== INPUT MATERIAL

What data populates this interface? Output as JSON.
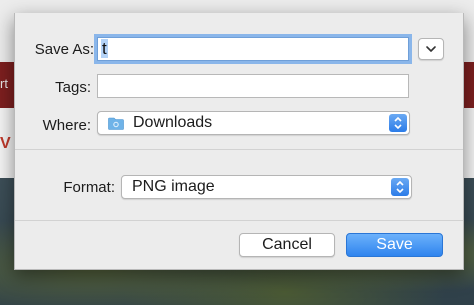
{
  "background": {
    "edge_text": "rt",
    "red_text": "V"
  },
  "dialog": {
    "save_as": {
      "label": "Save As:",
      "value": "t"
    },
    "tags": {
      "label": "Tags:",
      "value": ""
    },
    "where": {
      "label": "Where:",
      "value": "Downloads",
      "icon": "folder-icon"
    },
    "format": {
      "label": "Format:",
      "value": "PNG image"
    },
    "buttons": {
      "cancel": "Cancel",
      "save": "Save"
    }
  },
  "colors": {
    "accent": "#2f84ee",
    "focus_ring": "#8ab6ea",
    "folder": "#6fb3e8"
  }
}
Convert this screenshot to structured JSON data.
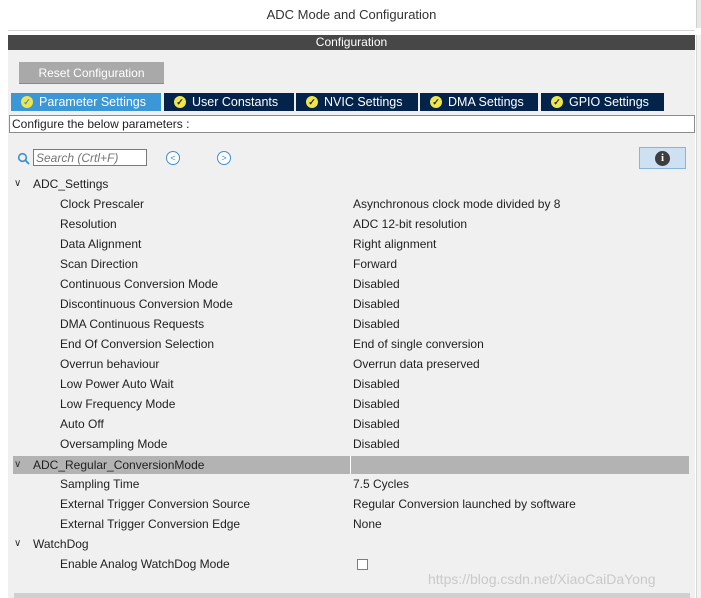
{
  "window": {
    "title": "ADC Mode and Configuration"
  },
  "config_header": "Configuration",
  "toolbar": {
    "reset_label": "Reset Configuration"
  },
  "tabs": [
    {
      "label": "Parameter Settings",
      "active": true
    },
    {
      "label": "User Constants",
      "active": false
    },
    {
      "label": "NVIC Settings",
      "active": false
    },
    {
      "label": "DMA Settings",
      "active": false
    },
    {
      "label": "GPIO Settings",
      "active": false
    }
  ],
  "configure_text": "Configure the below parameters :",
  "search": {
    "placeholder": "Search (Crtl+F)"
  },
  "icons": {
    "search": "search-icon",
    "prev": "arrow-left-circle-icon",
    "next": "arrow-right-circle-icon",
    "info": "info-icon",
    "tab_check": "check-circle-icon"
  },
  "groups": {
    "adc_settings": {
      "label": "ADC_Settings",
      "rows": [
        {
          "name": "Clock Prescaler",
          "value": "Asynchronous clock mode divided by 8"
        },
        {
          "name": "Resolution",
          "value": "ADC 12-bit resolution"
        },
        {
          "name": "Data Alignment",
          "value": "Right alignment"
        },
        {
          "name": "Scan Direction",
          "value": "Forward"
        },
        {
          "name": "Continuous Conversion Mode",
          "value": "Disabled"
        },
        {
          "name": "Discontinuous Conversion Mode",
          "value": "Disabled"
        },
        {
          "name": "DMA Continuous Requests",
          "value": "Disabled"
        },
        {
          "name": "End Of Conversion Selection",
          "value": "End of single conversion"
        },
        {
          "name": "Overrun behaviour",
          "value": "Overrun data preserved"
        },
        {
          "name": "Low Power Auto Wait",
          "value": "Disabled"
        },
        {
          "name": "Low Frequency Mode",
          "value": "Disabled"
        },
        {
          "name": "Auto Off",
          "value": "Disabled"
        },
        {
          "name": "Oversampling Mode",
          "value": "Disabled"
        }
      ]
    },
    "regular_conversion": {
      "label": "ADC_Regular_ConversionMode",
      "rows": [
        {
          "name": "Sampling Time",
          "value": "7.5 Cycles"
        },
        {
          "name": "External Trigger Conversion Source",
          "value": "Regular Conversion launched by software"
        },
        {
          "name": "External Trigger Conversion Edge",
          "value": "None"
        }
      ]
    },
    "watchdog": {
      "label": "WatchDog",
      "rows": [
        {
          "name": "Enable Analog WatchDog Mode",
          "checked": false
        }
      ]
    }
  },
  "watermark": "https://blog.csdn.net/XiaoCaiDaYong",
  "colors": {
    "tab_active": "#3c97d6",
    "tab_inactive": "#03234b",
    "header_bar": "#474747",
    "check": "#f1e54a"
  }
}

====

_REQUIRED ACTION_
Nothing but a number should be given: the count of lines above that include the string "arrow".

_TASK RESPONSE_
2